ERIC Number: EJ944106
Record Type: Journal
Publication Date: 2011-Dec
Abstractor: As Provided
Reference Count: 66
The Mediating Role of Secular Coping Strategies in the Relationship between Religious Appraisals and Adjustment to Chronic Pain: The Middle Road to Damascus
Parenteau, Stacy C.; Hamilton, Nancy A.; Wu, Wei; Latinis, Kevin; Waxenberg, Lori B.; Brinkmeyer, Mary Y.
Social Indicators Research, v104 n3 p407-425 Dec 2011
Despite an outgrowth in research examining associations between religiosity and health outcomes, there has been a lack of empirical focus on the relationship between religiosity and adjustment to chronic pain. This study investigated specific secular coping strategies that mediate the proposed relationship between religious appraisals and pain-related outcomes. Twenty-nine chronic pain patients completed measures assessing pain-related coping strategies, pain severity, disability, depression, positive and negative affect, trait anger and three types of religious appraisals--benevolent God appraisals, punishing God appraisals, and demonic appraisals. A significant positive relationship was found between punishing God appraisals and depression, with catastrophizing mediating this relationship. Demonic appraisals were significantly related to disability. Benevolent religious appraisals were related to positive affect. Benevolent religious appraisals were significantly related to the secular coping strategies of diverting attention, ignoring pain sensations, reinterpreting pain sensations and using coping self-statements, but these coping strategies did not mediate the relationship between benevolent religious appraisals and positive affect.

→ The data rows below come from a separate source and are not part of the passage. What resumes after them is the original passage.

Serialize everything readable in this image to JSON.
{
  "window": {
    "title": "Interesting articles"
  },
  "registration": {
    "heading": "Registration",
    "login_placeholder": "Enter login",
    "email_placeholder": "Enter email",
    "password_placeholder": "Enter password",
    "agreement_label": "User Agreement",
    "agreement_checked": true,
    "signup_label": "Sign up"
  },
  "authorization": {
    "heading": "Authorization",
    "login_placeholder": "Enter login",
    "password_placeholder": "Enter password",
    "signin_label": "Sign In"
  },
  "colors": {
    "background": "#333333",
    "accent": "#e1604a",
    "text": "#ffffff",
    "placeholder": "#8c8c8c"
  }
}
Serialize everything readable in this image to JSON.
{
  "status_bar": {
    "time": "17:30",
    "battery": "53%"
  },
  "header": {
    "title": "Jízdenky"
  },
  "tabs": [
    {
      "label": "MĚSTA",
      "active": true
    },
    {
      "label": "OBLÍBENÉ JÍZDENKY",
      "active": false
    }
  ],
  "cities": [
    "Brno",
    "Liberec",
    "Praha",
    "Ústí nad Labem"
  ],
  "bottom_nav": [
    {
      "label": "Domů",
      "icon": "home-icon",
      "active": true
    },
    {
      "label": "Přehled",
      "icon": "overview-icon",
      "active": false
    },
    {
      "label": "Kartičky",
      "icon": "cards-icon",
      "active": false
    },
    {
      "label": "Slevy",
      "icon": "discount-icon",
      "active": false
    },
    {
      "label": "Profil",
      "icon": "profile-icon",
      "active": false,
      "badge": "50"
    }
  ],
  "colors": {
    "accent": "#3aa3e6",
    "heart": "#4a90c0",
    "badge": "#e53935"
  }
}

While this study provides no evidence that religious appraisals influence pain perception, data suggest that both positive and negative religious appraisals are related to mental health outcomes in a chronic pain population.
Descriptors: Role, Pain, Coping, Patients, Depression (Psychology), Religious Factors, Emotional Adjustment, Measures (Individuals), Disabilities, Severity (of Disability)

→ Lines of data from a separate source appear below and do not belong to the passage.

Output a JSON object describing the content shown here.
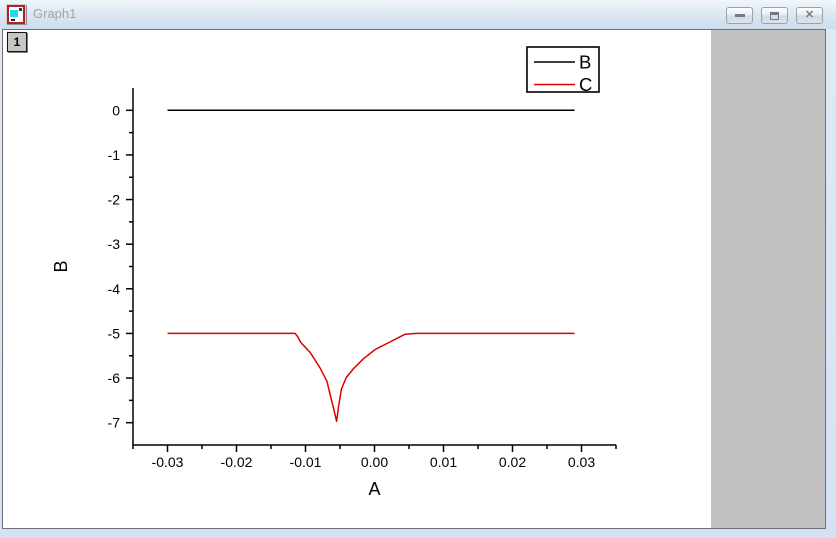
{
  "window": {
    "title": "Graph1",
    "layer_button": "1",
    "controls": [
      {
        "name": "minimize-button",
        "icon": "minimize-icon"
      },
      {
        "name": "restore-button",
        "icon": "restore-icon"
      },
      {
        "name": "close-button",
        "icon": "close-icon",
        "glyph": "✕"
      }
    ]
  },
  "colors": {
    "titlebar_text": "#a3a3a3",
    "frame_blue": "#d7e5f4",
    "client_bg": "#c2c2c2",
    "page_bg": "#ffffff",
    "axis_color": "#000000",
    "series_b_color": "#000000",
    "series_c_color": "#dd0000"
  },
  "chart_data": {
    "type": "line",
    "title": "",
    "xlabel": "A",
    "ylabel": "B",
    "xlim": [
      -0.035,
      0.035
    ],
    "ylim": [
      -7.5,
      0.5
    ],
    "grid": false,
    "axes_style": "L-shape, ticks outward, no top/right frame",
    "x_major_ticks": [
      -0.03,
      -0.02,
      -0.01,
      0.0,
      0.01,
      0.02,
      0.03
    ],
    "x_tick_labels": [
      "-0.03",
      "-0.02",
      "-0.01",
      "0.00",
      "0.01",
      "0.02",
      "0.03"
    ],
    "x_minor_ticks": [
      -0.035,
      -0.025,
      -0.015,
      -0.005,
      0.005,
      0.015,
      0.025,
      0.035
    ],
    "y_major_ticks": [
      0,
      -1,
      -2,
      -3,
      -4,
      -5,
      -6,
      -7
    ],
    "y_tick_labels": [
      "0",
      "-1",
      "-2",
      "-3",
      "-4",
      "-5",
      "-6",
      "-7"
    ],
    "y_minor_ticks": [
      -0.5,
      -1.5,
      -2.5,
      -3.5,
      -4.5,
      -5.5,
      -6.5
    ],
    "legend": {
      "position": "top-right",
      "entries": [
        {
          "label": "B",
          "color": "#000000"
        },
        {
          "label": "C",
          "color": "#dd0000"
        }
      ]
    },
    "series": [
      {
        "name": "B",
        "color": "#000000",
        "points": [
          [
            -0.03,
            0.0
          ],
          [
            0.029,
            0.0
          ]
        ]
      },
      {
        "name": "C",
        "color": "#dd0000",
        "points": [
          [
            -0.03,
            -5.0
          ],
          [
            -0.0115,
            -5.0
          ],
          [
            -0.0111,
            -5.08
          ],
          [
            -0.0107,
            -5.2
          ],
          [
            -0.0093,
            -5.43
          ],
          [
            -0.0079,
            -5.77
          ],
          [
            -0.0069,
            -6.07
          ],
          [
            -0.0065,
            -6.33
          ],
          [
            -0.0059,
            -6.7
          ],
          [
            -0.0055,
            -6.97
          ],
          [
            -0.0052,
            -6.63
          ],
          [
            -0.0048,
            -6.25
          ],
          [
            -0.0041,
            -5.99
          ],
          [
            -0.0031,
            -5.8
          ],
          [
            -0.0017,
            -5.58
          ],
          [
            0.0001,
            -5.36
          ],
          [
            0.0025,
            -5.17
          ],
          [
            0.0044,
            -5.02
          ],
          [
            0.0062,
            -5.0
          ],
          [
            0.029,
            -5.0
          ]
        ]
      }
    ]
  }
}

Springer. 233 Spring Street, New York, NY 10013. Tel: 800-777-4643; Tel: 212-460-1500; Fax: 212-348-4505; e-mail: firstname.lastname@example.org; Web site: http://www.springerlink.com
Publication Type: Journal Articles; Reports - Research
Education Level: N/A
Authoring Institution: N/A